of fathers. They are permitted to see the Women. The state of the women in Turkey faces of the wives of the younger. Divorces is one of the greatest curiosities which the in Turkey may take place, at any time, by empire affords. Accustomed to hear and to mutual consent; but whenever the husband read of their secluded apartments, and the repudiates the wife, he is obliged to bestow ding r and difficulty of obtaining access to on her a provision proportioned to bis circumthem, I was rather surprized to find, in fact, stances. Divorces are recorded in the same much less difference in their condition from Chancery in which marriages are registered. that of our own females than I thought re. || Adulicry is a capital offence. The women concilable to tie doctrines of Mahomet.

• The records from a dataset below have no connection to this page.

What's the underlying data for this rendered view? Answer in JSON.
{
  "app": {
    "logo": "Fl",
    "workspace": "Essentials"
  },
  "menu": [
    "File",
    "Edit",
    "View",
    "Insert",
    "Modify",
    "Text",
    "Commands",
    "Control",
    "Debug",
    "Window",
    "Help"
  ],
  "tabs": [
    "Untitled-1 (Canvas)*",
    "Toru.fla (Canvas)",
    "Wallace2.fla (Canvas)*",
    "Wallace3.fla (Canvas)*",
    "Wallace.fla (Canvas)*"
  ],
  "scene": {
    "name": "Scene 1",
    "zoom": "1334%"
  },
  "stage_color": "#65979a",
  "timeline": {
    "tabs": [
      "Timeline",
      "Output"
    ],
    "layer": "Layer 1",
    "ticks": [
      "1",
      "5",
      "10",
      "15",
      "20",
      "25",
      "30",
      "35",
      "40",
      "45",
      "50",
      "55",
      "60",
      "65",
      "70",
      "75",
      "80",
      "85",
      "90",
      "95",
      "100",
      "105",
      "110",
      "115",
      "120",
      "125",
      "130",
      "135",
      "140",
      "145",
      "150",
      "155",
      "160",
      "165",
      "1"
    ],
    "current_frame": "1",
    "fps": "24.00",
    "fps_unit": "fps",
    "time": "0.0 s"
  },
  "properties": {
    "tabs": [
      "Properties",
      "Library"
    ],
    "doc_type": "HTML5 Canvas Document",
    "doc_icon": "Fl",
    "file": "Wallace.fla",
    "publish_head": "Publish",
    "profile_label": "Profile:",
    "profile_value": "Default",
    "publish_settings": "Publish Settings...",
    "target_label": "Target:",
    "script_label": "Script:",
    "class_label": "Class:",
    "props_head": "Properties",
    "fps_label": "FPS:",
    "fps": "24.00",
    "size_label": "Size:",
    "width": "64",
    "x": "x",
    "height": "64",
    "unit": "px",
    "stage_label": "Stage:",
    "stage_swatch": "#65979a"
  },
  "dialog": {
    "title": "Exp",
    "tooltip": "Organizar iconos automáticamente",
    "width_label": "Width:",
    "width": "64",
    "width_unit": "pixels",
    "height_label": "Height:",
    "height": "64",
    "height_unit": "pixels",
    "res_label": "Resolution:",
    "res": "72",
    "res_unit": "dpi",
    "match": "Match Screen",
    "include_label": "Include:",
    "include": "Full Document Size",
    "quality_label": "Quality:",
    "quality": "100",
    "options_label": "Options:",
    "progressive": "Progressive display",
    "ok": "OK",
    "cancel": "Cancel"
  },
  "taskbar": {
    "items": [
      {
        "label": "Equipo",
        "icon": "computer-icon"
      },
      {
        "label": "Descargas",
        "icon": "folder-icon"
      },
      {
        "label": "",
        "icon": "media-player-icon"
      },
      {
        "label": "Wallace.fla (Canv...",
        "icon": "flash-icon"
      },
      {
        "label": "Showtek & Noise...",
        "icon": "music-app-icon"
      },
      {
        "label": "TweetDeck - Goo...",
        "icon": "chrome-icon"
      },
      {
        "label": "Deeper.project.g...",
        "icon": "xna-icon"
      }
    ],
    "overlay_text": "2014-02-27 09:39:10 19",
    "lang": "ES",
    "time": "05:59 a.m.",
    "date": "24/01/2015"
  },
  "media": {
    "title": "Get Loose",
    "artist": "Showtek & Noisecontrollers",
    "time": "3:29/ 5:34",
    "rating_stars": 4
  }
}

It are not permitted to frequent the public must always be held in mind, that the Turks moschs; but there are priestesves who go from are a singularly grave people; that they have house to house on the purposes of religion, no public amusements which the women fre and who serve, in all respects, the duties of quent, and that even their m als are regarded male ecclesiastics; an arrangement more dein some sort, with religious solemnity. This licate than that of the Roman abd Greek sedate decorum is not favourable to the liberty Il churches. The custom of allotting to women Ĩ religion, by prescribing limits to those wiih culiar only to the professors of the principles whom the worden may usveil their faces, ll of Mahomet, was general over all Europe till imposes a restraint apparently as strong as the middle of the fifteenth century; and the that wbich seems to be the result of the na. ancient domestic arrangement of the Greeks tural taciturnity of the men. Still, however, ll differed in nothing from tbat of their present considering the state of society in the country, 1 masters. the women cannot be regarded as stiutrd in 1 Society -The labits and modes of the Turks